◆ PROBLEM TO WORK ON ◆
Report each line of the records where "start" occurs.

◆ RECORDS FOR THE EXERCISE ◆
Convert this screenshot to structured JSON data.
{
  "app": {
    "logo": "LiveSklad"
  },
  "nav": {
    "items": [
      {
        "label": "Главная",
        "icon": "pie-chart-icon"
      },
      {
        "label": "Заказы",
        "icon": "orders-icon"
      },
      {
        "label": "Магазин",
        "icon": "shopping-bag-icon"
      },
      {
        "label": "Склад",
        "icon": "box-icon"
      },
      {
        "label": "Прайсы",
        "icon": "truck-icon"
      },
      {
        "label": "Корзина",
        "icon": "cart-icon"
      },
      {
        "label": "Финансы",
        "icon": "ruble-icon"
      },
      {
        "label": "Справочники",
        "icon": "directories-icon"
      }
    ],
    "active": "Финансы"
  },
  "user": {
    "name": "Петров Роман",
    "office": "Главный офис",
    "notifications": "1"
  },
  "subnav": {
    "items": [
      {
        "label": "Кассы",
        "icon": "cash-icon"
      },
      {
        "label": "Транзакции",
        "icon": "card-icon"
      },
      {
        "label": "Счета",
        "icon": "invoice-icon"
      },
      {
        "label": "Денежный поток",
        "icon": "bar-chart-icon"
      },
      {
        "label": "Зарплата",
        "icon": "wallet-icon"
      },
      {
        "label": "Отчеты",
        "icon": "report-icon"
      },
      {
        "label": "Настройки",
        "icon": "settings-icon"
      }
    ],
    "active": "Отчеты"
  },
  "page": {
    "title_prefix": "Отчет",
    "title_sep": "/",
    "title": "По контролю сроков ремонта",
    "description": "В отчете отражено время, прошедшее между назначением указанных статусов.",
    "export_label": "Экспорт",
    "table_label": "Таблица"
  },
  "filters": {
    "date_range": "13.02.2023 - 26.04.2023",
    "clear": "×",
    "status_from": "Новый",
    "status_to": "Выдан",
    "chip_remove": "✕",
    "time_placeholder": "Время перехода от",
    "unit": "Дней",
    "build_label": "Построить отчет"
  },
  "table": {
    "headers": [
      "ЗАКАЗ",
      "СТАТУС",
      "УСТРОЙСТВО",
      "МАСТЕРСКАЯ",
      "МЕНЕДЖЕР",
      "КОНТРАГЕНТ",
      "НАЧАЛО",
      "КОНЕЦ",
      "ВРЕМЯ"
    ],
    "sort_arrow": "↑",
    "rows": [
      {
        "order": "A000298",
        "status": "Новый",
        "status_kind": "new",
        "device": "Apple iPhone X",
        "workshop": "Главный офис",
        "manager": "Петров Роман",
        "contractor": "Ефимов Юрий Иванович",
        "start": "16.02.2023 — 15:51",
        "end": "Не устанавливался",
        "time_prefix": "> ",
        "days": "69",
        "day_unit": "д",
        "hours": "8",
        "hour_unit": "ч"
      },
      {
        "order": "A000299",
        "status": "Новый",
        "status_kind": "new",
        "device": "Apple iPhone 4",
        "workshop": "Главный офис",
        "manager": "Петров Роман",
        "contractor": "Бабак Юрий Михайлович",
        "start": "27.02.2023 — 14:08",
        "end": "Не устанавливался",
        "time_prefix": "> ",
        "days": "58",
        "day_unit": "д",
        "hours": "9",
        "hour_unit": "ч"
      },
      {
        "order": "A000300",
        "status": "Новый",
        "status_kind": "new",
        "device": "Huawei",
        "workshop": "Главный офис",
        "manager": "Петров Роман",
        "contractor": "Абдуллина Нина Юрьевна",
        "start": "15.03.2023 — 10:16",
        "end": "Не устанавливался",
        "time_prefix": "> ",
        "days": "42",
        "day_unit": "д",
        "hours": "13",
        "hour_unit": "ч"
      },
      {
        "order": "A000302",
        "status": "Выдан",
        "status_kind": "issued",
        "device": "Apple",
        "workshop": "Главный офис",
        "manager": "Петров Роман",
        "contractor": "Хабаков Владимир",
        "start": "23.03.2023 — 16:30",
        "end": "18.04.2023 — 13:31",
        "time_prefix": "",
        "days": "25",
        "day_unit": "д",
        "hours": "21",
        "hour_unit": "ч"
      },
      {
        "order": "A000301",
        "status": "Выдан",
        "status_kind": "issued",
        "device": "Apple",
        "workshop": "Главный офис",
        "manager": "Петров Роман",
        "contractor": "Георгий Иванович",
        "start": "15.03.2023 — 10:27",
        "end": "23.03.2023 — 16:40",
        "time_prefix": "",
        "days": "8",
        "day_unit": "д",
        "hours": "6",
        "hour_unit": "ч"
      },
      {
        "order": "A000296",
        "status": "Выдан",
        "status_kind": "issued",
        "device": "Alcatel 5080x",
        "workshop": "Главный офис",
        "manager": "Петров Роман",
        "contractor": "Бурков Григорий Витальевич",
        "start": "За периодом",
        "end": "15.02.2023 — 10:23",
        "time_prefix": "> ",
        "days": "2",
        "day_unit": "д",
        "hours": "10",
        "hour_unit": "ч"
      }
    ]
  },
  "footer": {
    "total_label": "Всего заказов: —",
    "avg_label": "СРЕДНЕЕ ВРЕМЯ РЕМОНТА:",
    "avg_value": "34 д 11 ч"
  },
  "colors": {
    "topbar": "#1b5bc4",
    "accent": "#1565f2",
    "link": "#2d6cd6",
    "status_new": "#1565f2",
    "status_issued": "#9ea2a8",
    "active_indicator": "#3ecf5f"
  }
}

◆ YOUR SOLUTION ◆
        "start": "16.02.2023 — 15:51",
        "start": "27.02.2023 — 14:08",
        "start": "15.03.2023 — 10:16",
        "start": "23.03.2023 — 16:30",
        "start": "15.03.2023 — 10:27",
        "start": "За периодом",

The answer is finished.